Institutions are (according to Key Concepts in Communication by O'Sullivan, Fiske, Hartley & Saunders 1983)

"Those enduring regulatory and organising structures of any society, which constrain and control individuals and individuality... the term more precisely refers to the underlying principles and values according to which many social and cultural practices are organised and co-ordinated."

'School' is a major institution, as is 'home', and if you are thinking purely theoretically, you can consider things such as 'knowledge' or 'language' to be institutions, containing as they do a whole set of rules and codes which 'constrain and control' our lives.

In Media Studies, we are most concerned with the institutions responsible for producing media texts. They can be represented by the following diagram:

Therefore we can refer to "The Press" or "TV" and have a general awareness of the values and codes of a) what is produced and b) the producers. For instance, we think of journalists, regardless of politics and rightly or wrongly, as sharing the same set of values as their newspapers. We know what a newspaper is and how it behaves. We see 'Newspapers' as something bigger than, and probably more authoritative/powerful than us as individuals.

However, as global patterns of ownership change, so does the concept of Institution. Media ownership is now concentrated in the hands of a few companies worldwide, and these companies own examples of many different media. So, it is true to say that the 'Institutional Values' of, say, Disney, are reflected in a number of different media companies that they own (e.g. Marvel Studios, the Discovery Channel), which can therefore be grouped together and considered as part of the same institution (the Disney Corporation).
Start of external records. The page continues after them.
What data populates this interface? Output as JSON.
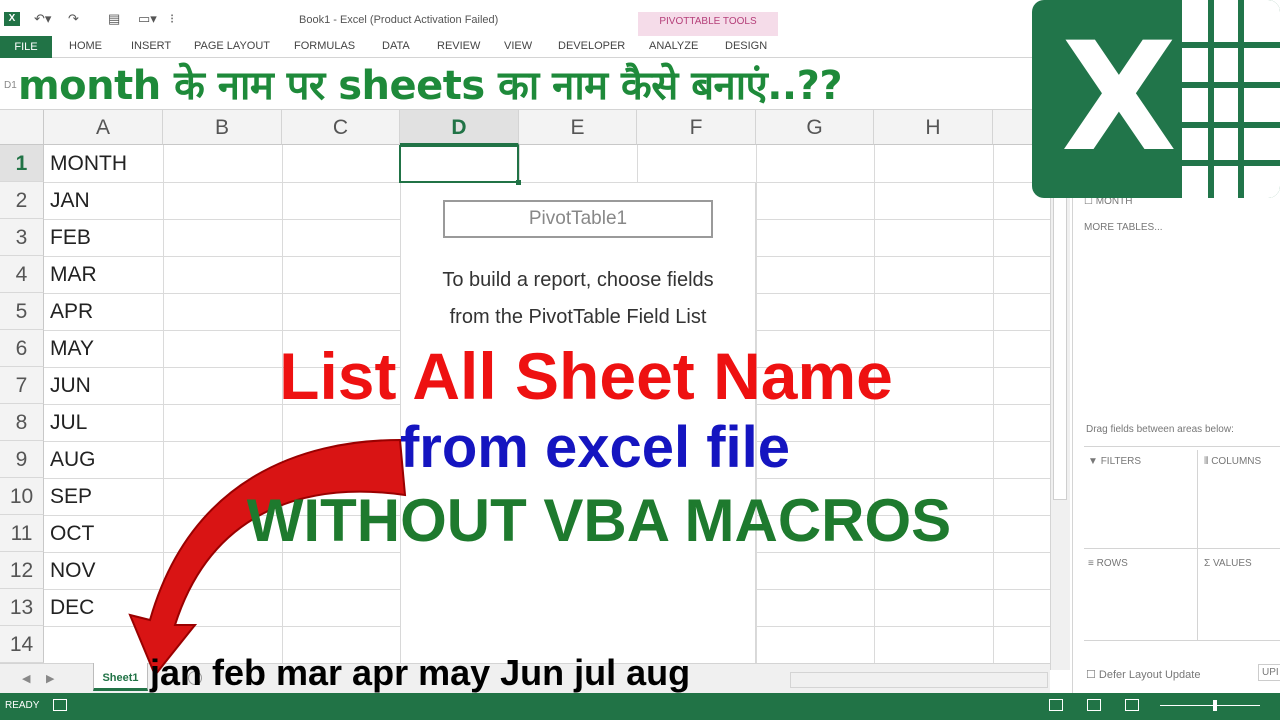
{
  "titlebar": {
    "window_title": "Book1 - Excel (Product Activation Failed)",
    "pivot_tools": "PIVOTTABLE TOOLS"
  },
  "ribbon": {
    "file": "FILE",
    "tabs": [
      "HOME",
      "INSERT",
      "PAGE LAYOUT",
      "FORMULAS",
      "DATA",
      "REVIEW",
      "VIEW",
      "DEVELOPER",
      "ANALYZE",
      "DESIGN"
    ]
  },
  "namebox": {
    "value": "D1"
  },
  "heading_hindi": "month के नाम पर sheets का नाम कैसे बनाएं..??",
  "grid": {
    "columns": [
      "A",
      "B",
      "C",
      "D",
      "E",
      "F",
      "G",
      "H"
    ],
    "active_column": "D",
    "rows": [
      "1",
      "2",
      "3",
      "4",
      "5",
      "6",
      "7",
      "8",
      "9",
      "10",
      "11",
      "12",
      "13",
      "14"
    ],
    "active_row": "1",
    "column_a": [
      "MONTH",
      "JAN",
      "FEB",
      "MAR",
      "APR",
      "MAY",
      "JUN",
      "JUL",
      "AUG",
      "SEP",
      "OCT",
      "NOV",
      "DEC",
      ""
    ]
  },
  "pivot": {
    "name": "PivotTable1",
    "hint_line1": "To build a report, choose fields",
    "hint_line2": "from the PivotTable Field List"
  },
  "field_pane": {
    "field_month": "MONTH",
    "more_tables": "MORE TABLES...",
    "drag_hint": "Drag fields between areas below:",
    "filters": "FILTERS",
    "columns": "COLUMNS",
    "rows": "ROWS",
    "values": "VALUES",
    "defer": "Defer Layout Update",
    "update": "UPI"
  },
  "overlay": {
    "line1": "List All Sheet Name",
    "line2": "from excel file",
    "line3": "WITHOUT VBA MACROS",
    "months": "jan feb mar apr may Jun jul aug"
  },
  "sheet_tabs": {
    "active": "Sheet1"
  },
  "status": {
    "ready": "READY"
  },
  "colors": {
    "excel_green": "#217346",
    "headline_red": "#ee1111",
    "headline_blue": "#1515c0",
    "headline_green": "#1e7a2e",
    "hindi_green": "#1e8a3a"
  },
  "icons": [
    "excel-logo-icon",
    "undo-icon",
    "redo-icon",
    "save-icon",
    "arrow-icon",
    "filter-icon",
    "columns-icon",
    "rows-icon",
    "sigma-icon"
  ]
}
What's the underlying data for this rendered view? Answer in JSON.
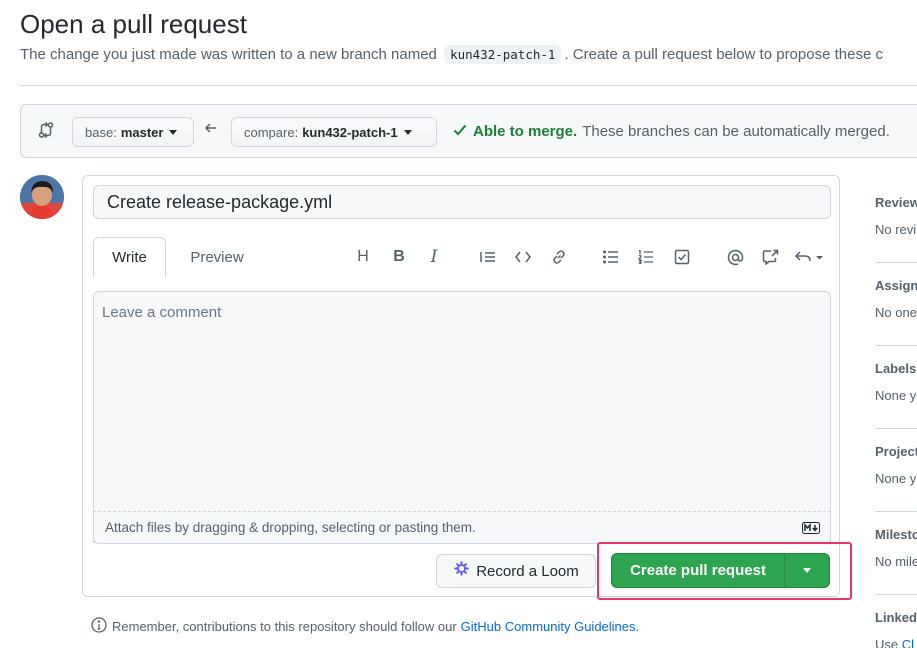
{
  "header": {
    "title": "Open a pull request",
    "subtitle_pre": "The change you just made was written to a new branch named",
    "branch_code": "kun432-patch-1",
    "subtitle_post": ". Create a pull request below to propose these c"
  },
  "compare": {
    "base_label": "base:",
    "base_value": "master",
    "compare_label": "compare:",
    "compare_value": "kun432-patch-1",
    "merge_ok": "Able to merge.",
    "merge_msg": "These branches can be automatically merged."
  },
  "form": {
    "title_value": "Create release-package.yml",
    "tab_write": "Write",
    "tab_preview": "Preview",
    "toolbar": {
      "heading": "H",
      "bold": "B",
      "italic": "I"
    },
    "comment_placeholder": "Leave a comment",
    "attach_text": "Attach files by dragging & dropping, selecting or pasting them.",
    "loom_label": "Record a Loom",
    "create_label": "Create pull request"
  },
  "footer": {
    "note": "Remember, contributions to this repository should follow our",
    "link": "GitHub Community Guidelines",
    "period": "."
  },
  "sidebar": {
    "reviewers": {
      "head": "Review",
      "val": "No revi"
    },
    "assignees": {
      "head": "Assign",
      "val": "No one"
    },
    "labels": {
      "head": "Labels",
      "val": "None y"
    },
    "projects": {
      "head": "Project",
      "val": "None y"
    },
    "milestone": {
      "head": "Milesto",
      "val": "No mile"
    },
    "linked": {
      "head": "Linked",
      "val_pre": "Use ",
      "val_link": "Cl"
    }
  },
  "colors": {
    "accent_green": "#2da44e",
    "merge_green": "#1a7f37",
    "link_blue": "#0969da",
    "highlight": "#e8336b"
  }
}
Basically, understanding institution is about understanding

Global Corporations

Here are the URLS which will help you track the activities of the global media corporations. Some of them are very open about the links between their operating sectors. Some are not. Check out the investors information they provide in order to get a clear picture of exactly how huge a slice of the global media these companies own.

US organisation, Free Press, keeps track of the 'Big Six' ownership patterns in this handy chart.

For an independent viewpoint of their activities, and a comprehensive roundup of news stories regarding global conglomerates, try Corpwatch, AdBusters or Source Watch. As a media student, you should understand the complexities of the cross-ownership debate: keep your eyes on those news stories and follow the latest developments. These stories affect you and the news you have access to. Keep up with the latest at the Mediaknowall blog.


Is there any such thing? How do you define it? Can truly independent media companies (i.e. those that have absolutely no connection with the above corporations, including their distribution channels) exist and find an audience? Does they have a function in our global village? Is access to independent media a fundamental human right? There are many important issues surrounding the existence of a 'free' media. Unfortunately, the media organisations describing themselves as such are frequently invisible, strapped for cash, and squeezed out of the market by larger corporations or hostile governments. Independence is a political, as well as a financial attitude.

Investigate some of these sites for yourself. Most of them are American.

Independent Newspapers/Magazines

Apart from the wealth of webzines online, you could look at some of the longer-established independent press


Many independent media organisations now combine technologies and resources.